Unlike culinary basil, it is okay to let tulsi or holy basil go to flower. Both flowers and leaves are used, so you can cut entire aerial part of the plant including the flowers. While typically for many herbs, especially culinary herbs, it isn’t recommend to let them flower because it will reduce the quality & strength of their flavor – for tulsi the flowers are useful and part of the benefits of the herb as a whole. Leave about 6 inches of the plant behind to continue to grow and provide more harvests throughout the summer. Regular harvesting of about 1/3 of the plant encourages the plant to growing bushy and put on more leaves. During hot weather the plants tend to bolt or put on seed heads. It is easy to pinch these back about one-inch below the flower, to keep the plant from continuing the process of producing seeds, which can make the leaves turn bitter and much less flavorful.
To save the goodness of tulsi for later use, dry some of the leaves. Tulsi has a high moisture and oil content so it can take a bit longer to dry than other basils. It dries well laid out in a single layer on a drying rack with good airflow, out of direct sunlight. Small amounts of leafy stems can be put in a brown paper bag and hung to dry in a warm dry place. If you place the brown paper bag in the sun, the leaves should be dry in just a few days, otherwise plan for them to be dried in a week or so. Put the dried leaves in a glass container with a lid and store in a cool dark cupboard until needed. You can also preserve the goodness of tulsi by making a tincture. Take an 8 ounce jar, fill loosely packed with tulsi that has been cut into 1 to 2 inch pieces. Cover with alcohol of your choice (at least 40%), and let steep for 6 to 8 weeks. Strain and then bottle for storage. We like a wheat based vodka produced in eastern Washington.
As an adaptogen, tulsi can be used every day to help support you during stressful times and all year round. It is most commonly made into teas, tinctures and elixirs (herbs infused in alcohol & honey), which taken daily moves a person toward health and well-being. Tea is the most common way to prepare and consume tulsi. Because of its high oil content, tulsi tea shouldn’t be steeped for more than 10 minutes. As a tea or tonic, holy basil has been shown to reduce general stress and anxiety.
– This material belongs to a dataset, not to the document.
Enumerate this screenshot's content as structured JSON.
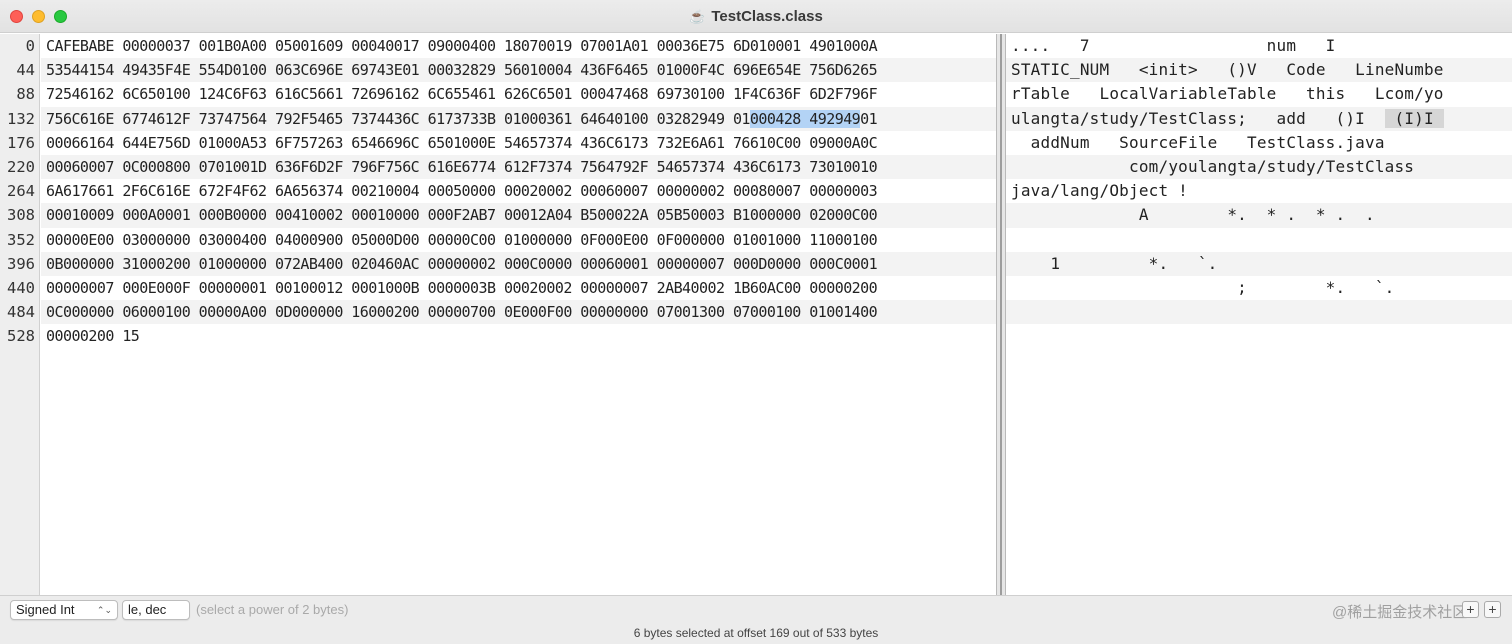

Tulsi, besides having a delightful flavor, is also helpful:
- as a brain stimulant to help clear “foggy brains”
- decreases blood glucose and total cholesterol (as shown in a clinical trial of people with type-2 diabetes)
- provides beneficial actions for the heart (slight blood thinning, promotes circulation)
- high in eugenol which is helpful in decreasing pain often associated with arthritis
- many positive effects on the digestive system - relieving heartburn, bloating & gas
- Tulsi may have an antifertility effect on both men and women. It should not be used by women who are pregnant or couples wishing to conceive.
- Because of its slight blood thinning properties, it should not be taken by people currently taken blood thinner medications.
- People with diabetes should consult with a doctor to determine if insulin levels need adjusting if consuming tulsi
As daylight lessens, holiday stresses approach and just daily activities sometimes get us down, consider tulsi (holy basil) as an addition to your daily routine for a spirit lifting, brain de-fogger and general choice for healthful living.
- Alchemy of Herbs; Rosalee De La Forêt
- The Organic Medicinal Herb Farmer, Jeff Carpenter with Melanie Carpenter